Since 2002 Perimeter Institute has been recording seminars, conference talks, and public outreach events using video cameras installed in our lecture theatres. Perimeter now has 7 formal presentation spaces for its many scientific conferences, seminars, workshops and educational outreach activities, all with advanced audio-visual technical capabilities. Recordings of events in these areas are all available On-Demand from this Video Library and on Perimeter Institute Recorded Seminar Archive (PIRSA). PIRSA is a permanent, free, searchable, and citable archive of recorded seminars from relevant bodies in physics. This resource has been partially modelled after Cornell University's arXiv.org.
I'll discuss some work-in-progress about the computational complexity of simulating the extremely "simple" quantum systems that arise in linear optics experiments. I'll show that *either* one can describe an experiment, vastly easier than building a universal quantum computer, that would test whether Nature is performing nontrivial quantum computation, or else one can give surprising new algorithms for approximating the permanent. Audience feedback as to which of these possibilities is the right one is sought. Joint work with Alex Arkhipov.
This course begins with a thorough introduction to quantum field theory. Unlike the usual quantum field theory courses which aim at applications to particle physics, this course then focuses on those quantum field theoretic techniques that are important in the presence of gravity. In particular, this course introduces the properties of quantum fluctuations of fields and how they are affected by curvature and by gravitational horizons.

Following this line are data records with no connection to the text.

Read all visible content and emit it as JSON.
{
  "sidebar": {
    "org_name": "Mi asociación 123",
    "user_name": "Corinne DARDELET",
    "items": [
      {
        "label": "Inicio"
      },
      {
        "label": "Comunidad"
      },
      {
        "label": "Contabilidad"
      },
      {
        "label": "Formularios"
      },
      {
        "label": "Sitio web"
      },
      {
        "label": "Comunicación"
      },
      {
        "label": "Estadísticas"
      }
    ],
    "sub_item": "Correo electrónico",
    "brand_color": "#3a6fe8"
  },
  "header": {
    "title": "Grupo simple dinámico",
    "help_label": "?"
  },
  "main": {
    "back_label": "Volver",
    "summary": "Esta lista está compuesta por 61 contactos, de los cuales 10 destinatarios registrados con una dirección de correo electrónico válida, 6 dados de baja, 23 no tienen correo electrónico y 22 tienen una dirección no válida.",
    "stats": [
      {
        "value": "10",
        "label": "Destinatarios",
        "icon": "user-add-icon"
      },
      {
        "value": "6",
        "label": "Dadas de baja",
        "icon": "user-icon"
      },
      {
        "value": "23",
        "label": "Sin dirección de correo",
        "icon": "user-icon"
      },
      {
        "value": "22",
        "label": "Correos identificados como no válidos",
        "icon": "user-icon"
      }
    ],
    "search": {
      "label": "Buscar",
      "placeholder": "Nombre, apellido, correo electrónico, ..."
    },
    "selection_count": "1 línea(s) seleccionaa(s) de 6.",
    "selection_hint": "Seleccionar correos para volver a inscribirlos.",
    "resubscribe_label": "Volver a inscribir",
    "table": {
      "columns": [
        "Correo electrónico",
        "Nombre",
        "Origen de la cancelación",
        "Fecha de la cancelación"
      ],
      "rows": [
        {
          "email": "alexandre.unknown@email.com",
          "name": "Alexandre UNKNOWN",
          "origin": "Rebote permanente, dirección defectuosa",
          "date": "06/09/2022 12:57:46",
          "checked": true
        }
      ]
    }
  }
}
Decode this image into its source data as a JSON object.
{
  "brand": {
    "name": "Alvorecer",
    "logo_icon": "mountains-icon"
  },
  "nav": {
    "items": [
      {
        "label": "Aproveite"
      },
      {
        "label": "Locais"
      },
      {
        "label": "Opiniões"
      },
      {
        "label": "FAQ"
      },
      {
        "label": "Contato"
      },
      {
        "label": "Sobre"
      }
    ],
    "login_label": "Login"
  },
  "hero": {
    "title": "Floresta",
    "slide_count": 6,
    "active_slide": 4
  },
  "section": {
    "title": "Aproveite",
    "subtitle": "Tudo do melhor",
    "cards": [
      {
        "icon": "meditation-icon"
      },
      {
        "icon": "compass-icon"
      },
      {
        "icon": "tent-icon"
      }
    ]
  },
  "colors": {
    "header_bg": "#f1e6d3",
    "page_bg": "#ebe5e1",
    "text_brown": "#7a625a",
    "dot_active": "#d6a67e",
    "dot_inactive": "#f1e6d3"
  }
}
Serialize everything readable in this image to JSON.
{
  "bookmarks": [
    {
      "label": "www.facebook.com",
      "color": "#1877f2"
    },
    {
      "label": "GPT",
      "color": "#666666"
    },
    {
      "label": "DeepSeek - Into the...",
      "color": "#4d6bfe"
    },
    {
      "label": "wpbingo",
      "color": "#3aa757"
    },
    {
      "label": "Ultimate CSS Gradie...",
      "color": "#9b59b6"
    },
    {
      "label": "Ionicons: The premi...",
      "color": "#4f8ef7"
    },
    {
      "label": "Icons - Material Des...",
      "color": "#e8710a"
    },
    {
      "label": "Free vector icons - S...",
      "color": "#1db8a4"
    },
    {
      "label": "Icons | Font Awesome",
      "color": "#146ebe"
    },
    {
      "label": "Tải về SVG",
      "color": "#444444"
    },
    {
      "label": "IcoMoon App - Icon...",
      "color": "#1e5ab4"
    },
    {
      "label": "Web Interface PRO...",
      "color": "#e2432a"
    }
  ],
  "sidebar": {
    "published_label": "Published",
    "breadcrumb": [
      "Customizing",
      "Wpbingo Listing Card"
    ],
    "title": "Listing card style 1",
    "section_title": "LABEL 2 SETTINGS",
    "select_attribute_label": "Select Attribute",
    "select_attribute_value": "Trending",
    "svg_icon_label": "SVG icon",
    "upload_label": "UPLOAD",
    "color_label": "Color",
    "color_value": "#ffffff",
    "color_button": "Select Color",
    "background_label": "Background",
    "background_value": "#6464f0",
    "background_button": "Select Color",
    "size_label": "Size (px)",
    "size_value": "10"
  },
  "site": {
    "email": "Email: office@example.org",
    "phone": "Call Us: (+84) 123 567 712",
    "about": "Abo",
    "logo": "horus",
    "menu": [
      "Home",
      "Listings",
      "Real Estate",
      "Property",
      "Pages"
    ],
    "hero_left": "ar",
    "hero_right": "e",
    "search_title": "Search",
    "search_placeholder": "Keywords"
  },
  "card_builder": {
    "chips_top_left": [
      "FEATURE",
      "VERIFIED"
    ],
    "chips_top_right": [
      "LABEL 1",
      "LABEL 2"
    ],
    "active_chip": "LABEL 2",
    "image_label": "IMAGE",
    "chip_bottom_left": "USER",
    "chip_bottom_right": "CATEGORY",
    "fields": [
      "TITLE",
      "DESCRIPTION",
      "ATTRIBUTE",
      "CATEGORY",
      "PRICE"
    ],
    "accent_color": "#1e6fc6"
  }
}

While the properties of gravity, and its consistency with General Relativity (GR), are well tested on solar system scales, within our system and the decay of binary pulsar orbits, they are, by comparison, poorly tested on cosmic scales. This is of particular interest as we try to understand the origins of cosmic acceleration, and whether they are a signature of deviations from GR.